_GIVEN DATA_
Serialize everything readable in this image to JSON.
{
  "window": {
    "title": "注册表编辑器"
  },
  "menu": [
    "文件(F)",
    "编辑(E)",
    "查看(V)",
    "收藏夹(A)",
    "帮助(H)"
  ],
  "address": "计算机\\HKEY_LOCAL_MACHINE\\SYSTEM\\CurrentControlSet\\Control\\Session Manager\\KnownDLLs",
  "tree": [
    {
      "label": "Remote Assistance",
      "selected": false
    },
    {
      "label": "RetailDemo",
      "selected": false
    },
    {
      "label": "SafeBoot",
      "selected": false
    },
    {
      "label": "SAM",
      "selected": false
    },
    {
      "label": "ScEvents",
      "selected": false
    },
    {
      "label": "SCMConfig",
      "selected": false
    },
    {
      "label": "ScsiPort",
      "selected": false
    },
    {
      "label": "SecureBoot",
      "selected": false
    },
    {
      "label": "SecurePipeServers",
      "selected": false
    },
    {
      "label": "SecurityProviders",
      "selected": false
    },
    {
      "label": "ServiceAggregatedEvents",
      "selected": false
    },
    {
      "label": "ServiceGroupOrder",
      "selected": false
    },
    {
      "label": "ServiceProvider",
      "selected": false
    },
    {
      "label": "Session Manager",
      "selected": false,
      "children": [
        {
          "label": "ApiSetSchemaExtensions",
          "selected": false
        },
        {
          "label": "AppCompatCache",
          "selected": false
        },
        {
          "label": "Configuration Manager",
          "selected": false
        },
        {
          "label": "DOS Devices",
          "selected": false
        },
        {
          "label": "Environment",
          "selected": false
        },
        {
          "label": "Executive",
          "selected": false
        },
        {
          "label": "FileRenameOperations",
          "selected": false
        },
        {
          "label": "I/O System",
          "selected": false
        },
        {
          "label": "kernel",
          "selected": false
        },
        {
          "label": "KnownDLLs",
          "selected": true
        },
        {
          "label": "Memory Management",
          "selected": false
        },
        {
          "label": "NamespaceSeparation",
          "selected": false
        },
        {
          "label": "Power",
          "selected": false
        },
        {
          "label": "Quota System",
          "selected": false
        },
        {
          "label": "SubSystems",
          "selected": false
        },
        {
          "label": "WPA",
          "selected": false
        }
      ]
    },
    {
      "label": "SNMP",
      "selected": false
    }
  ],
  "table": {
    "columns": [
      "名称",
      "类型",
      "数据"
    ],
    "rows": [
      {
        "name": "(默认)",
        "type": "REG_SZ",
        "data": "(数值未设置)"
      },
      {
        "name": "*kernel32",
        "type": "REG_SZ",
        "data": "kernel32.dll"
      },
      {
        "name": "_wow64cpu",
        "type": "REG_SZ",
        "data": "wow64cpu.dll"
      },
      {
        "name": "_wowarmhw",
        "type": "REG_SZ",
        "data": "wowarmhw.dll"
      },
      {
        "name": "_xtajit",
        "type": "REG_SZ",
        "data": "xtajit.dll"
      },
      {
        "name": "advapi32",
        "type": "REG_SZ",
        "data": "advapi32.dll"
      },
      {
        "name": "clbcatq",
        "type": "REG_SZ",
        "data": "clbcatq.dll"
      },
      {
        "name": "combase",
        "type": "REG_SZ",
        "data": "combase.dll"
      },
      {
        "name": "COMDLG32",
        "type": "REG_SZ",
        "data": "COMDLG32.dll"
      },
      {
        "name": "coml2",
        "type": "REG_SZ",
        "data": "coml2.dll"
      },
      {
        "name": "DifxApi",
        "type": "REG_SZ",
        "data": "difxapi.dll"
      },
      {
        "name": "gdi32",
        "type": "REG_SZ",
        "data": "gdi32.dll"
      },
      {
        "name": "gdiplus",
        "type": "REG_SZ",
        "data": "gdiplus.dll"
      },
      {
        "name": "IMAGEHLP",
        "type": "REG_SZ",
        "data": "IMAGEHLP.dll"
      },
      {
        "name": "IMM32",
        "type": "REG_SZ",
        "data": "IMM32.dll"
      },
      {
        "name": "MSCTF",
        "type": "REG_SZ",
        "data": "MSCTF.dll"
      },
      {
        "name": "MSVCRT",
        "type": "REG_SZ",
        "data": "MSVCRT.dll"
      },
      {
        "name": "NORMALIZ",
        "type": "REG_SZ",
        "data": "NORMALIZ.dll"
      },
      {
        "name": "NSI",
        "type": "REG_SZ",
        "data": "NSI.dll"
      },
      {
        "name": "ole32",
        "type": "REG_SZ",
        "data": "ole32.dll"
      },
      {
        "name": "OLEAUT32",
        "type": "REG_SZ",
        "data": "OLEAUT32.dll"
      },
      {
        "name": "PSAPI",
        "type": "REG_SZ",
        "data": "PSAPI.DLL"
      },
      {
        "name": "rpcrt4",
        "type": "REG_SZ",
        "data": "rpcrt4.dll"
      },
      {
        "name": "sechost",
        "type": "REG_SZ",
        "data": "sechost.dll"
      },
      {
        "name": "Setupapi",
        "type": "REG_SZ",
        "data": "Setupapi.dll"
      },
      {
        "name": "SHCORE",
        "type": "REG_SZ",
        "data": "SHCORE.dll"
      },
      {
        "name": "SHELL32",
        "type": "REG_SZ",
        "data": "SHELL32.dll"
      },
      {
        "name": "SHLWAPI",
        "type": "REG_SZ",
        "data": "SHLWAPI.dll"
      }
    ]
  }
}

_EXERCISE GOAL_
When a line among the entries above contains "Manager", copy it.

_ANSWER SECTION_
  "address": "计算机\\HKEY_LOCAL_MACHINE\\SYSTEM\\CurrentControlSet\\Control\\Session Manager\\KnownDLLs",
      "label": "Session Manager",
          "label": "Configuration Manager",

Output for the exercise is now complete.